Some 2.3 million people in Mozambique are estimated to have been infected with HIV, placing the country among the eight most affected by the disease in the world, the country’s Health Minister Armindo Tiago said on Friday.
The minister was speaking in Maputo at the launch of a campaign that aims to improve universal access to HIV services and reduce stigma towards people living with the disease in the country.
In 2016 the country started with an approach answering the goals “90-90-90” , which is that by 2020, 90 percent of people living with HIV should know their serostatus, 90 percent of people living with HIV diagnosed are treated and remain on antiretroviral treatment and 90 percent of patients on antiretroviral treatment achieve viral suppression.
“However, data from Spectrum, an estimation model related to HIV/AIDS, indicates that by March 2020, of the 2.3 million people living with HIV in Mozambique, 74 percent know their serostatus,” said Tiago.
Tiago added that among the people who know their state, 52 percent benefit from free antiretroviral treatment in health facilities, but only 40 percent of them achieve viral suppression.

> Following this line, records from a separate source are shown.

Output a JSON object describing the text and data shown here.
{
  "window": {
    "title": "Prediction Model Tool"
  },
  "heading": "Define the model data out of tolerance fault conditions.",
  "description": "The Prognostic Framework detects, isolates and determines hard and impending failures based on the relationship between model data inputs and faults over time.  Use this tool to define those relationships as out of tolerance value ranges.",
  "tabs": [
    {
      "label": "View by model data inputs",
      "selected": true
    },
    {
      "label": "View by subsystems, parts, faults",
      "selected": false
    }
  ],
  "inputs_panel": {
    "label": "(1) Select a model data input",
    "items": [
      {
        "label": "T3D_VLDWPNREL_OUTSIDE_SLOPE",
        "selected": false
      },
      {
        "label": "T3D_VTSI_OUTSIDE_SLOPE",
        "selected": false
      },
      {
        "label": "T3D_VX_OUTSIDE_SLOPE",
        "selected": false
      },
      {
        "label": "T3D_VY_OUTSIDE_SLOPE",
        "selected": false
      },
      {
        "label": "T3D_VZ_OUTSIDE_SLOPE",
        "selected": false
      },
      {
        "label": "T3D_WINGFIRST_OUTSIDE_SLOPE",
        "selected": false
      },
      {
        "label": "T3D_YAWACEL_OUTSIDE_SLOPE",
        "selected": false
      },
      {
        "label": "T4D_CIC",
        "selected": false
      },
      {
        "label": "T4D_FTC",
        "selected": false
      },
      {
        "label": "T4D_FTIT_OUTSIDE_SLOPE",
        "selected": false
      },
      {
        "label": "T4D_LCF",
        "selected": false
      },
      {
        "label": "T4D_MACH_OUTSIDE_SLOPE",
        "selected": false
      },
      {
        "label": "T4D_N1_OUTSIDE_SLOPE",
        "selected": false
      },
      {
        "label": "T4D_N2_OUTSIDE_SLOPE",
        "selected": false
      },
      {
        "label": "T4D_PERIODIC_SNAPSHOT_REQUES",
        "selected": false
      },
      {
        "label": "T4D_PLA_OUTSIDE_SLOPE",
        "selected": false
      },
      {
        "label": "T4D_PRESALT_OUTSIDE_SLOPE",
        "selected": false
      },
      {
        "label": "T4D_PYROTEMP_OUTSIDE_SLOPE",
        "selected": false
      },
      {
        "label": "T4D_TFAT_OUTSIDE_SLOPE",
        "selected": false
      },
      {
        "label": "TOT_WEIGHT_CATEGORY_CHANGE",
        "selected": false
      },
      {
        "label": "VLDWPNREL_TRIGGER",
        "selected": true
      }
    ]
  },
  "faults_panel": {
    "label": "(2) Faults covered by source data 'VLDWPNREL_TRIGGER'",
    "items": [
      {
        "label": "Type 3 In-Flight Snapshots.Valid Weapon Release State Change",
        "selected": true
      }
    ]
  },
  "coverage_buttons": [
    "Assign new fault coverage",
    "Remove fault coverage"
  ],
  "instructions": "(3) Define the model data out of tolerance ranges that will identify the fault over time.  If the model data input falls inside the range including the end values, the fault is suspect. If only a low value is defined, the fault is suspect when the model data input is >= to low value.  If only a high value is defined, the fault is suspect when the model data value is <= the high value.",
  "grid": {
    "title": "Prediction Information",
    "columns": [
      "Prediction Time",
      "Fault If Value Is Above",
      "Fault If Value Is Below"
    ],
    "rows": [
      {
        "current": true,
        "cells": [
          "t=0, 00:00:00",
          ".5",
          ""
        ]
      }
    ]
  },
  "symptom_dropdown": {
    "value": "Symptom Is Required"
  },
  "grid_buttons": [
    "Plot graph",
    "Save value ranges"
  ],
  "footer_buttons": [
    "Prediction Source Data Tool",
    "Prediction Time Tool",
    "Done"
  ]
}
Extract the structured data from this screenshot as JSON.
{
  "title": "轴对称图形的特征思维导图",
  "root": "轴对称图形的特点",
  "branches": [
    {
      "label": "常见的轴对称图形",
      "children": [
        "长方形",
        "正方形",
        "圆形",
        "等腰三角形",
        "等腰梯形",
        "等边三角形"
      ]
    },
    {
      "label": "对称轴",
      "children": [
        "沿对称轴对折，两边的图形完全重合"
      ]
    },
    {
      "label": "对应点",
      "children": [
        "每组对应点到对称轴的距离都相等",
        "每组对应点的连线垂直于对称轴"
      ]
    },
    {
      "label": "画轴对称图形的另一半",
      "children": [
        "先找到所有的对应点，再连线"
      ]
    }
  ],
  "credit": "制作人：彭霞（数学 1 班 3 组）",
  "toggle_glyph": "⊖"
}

Patients’ retention in HIV care and adherence to treatment has been one of the major challenges that compromises the country’s efforts and national response to the HIV epidemic, he said.